(Supplied records):
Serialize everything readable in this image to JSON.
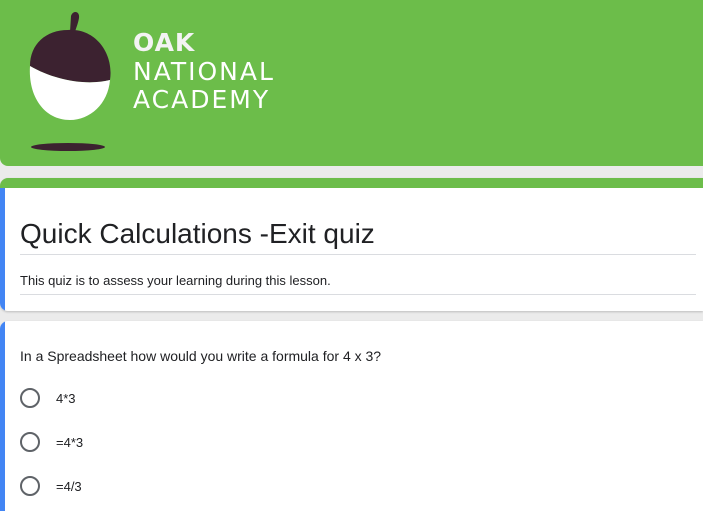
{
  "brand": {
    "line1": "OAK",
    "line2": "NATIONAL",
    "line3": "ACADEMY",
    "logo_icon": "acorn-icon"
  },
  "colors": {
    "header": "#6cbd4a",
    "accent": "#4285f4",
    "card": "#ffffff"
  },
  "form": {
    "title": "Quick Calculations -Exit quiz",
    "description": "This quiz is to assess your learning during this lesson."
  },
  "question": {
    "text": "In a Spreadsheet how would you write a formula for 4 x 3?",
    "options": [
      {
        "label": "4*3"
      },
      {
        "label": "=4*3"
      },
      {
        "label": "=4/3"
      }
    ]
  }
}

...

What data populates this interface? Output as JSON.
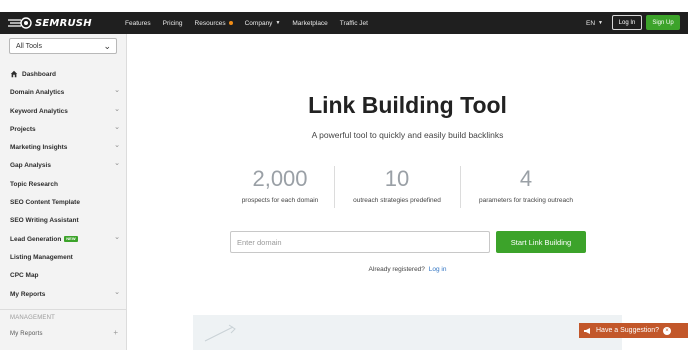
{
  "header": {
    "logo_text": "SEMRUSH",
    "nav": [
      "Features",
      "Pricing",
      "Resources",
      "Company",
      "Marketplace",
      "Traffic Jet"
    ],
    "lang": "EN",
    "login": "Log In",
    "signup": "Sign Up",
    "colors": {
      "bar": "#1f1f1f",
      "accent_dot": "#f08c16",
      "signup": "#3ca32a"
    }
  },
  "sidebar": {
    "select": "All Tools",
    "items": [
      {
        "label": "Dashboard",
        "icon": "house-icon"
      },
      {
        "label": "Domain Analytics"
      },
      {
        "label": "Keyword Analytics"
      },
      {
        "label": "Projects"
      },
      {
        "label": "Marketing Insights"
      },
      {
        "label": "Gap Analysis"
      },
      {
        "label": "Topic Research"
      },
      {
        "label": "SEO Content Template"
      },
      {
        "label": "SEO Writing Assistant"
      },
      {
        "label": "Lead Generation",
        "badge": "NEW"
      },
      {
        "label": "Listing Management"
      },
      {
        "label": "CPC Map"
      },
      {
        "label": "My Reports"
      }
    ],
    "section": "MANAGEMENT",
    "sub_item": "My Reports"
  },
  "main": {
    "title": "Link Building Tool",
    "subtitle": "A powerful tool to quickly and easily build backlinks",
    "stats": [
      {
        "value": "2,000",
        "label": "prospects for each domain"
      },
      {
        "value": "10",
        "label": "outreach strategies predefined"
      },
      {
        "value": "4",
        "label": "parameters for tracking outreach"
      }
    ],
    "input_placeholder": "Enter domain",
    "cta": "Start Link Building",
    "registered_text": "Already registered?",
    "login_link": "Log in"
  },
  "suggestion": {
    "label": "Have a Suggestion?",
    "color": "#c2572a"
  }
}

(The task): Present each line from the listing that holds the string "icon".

(Reply to the exercise):
    "logo_icon": "acorn-icon"
        "icon": "house-icon"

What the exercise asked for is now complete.